WEST PALM BEACH, Fla. — An invasive giant snail that causes a health risk to humans has been detected in Florida.
The Florida Department of Agriculture and Consumer Services confirmed the detection of the giant African land snail in the New Port Richey area of Pasco County last week.
According to the FDACS, these snails "pose a serious health risk to humans by carrying the parasite rat lungworm, known to cause meningitis in humans."
They're also known to cause extensive damage to Florida's agriculture and have twice been eradicated. The last live snail in Florida was found in Miami-Dade County in December 2017.
As a result of the most recent detection, the FDACS has established a quarantine zone in Pasco County as state agricultural leaders work to eradicate the snails again.
Agriculture officials said the giant African land snail can grow up to 8 inches long and reproduce rapidly, with one snail capable of laying more than 2,500 eggs per year.
The FDACS began its pesticide treatment to eradicate the snail on Wednesday.

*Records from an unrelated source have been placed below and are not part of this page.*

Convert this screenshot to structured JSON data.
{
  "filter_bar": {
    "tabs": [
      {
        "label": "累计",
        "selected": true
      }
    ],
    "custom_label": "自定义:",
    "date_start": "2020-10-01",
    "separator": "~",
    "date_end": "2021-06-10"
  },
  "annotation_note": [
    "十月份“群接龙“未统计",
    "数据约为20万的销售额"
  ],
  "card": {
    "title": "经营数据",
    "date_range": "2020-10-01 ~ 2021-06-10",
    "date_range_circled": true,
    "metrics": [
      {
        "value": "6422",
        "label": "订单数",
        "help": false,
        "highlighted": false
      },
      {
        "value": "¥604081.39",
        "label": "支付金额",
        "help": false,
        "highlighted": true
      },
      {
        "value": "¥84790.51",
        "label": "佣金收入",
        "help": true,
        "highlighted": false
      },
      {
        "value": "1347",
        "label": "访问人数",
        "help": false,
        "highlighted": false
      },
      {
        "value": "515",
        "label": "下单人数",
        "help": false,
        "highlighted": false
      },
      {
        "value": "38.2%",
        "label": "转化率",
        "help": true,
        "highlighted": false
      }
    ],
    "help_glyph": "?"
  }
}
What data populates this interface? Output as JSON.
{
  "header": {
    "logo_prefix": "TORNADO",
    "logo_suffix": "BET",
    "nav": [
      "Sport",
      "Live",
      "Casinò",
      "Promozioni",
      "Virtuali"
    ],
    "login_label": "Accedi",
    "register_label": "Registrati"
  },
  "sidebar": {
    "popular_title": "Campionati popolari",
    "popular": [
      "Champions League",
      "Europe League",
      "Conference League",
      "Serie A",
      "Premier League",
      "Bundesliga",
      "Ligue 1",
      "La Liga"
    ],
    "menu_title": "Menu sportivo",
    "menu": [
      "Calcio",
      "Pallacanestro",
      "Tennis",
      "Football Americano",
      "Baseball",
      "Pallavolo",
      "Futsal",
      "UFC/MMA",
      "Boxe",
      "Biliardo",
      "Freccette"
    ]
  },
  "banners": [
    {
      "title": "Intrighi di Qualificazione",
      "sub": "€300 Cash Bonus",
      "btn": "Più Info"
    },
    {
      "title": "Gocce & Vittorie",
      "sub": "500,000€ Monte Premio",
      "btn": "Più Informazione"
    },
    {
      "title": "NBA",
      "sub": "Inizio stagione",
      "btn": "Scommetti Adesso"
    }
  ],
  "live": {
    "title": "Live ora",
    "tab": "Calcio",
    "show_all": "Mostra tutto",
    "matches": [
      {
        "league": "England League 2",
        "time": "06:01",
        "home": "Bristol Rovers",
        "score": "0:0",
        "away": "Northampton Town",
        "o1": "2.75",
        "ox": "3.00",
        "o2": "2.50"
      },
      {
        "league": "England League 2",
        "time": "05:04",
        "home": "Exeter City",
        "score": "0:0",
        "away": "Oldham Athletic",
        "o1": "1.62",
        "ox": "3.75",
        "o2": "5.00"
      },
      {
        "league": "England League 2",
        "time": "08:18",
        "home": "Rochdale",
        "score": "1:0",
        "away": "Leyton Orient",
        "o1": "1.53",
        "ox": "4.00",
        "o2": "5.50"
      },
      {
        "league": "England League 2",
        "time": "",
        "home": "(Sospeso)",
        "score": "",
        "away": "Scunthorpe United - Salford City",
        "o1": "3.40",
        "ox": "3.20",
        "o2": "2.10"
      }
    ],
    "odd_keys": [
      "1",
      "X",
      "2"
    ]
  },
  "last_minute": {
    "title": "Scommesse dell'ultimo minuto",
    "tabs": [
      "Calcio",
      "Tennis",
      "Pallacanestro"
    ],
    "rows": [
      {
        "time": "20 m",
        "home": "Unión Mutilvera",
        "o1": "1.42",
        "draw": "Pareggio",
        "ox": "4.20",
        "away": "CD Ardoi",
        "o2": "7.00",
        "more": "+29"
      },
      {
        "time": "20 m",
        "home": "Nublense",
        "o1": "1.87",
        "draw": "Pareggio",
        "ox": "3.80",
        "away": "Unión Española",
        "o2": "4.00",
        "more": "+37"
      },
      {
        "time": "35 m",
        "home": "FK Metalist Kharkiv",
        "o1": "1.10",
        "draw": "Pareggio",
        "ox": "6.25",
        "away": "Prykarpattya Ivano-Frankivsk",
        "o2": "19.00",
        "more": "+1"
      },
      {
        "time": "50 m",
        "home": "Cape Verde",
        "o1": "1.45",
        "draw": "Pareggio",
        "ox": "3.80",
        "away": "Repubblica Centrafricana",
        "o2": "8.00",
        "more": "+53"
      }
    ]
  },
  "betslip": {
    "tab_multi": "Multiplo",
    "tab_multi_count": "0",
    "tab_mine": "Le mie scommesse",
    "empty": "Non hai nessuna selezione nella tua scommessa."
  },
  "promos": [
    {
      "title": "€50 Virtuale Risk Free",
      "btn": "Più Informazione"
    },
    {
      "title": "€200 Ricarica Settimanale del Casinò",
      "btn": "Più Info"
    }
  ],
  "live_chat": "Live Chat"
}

This story was originally reported by Peter Burke on wptv.com.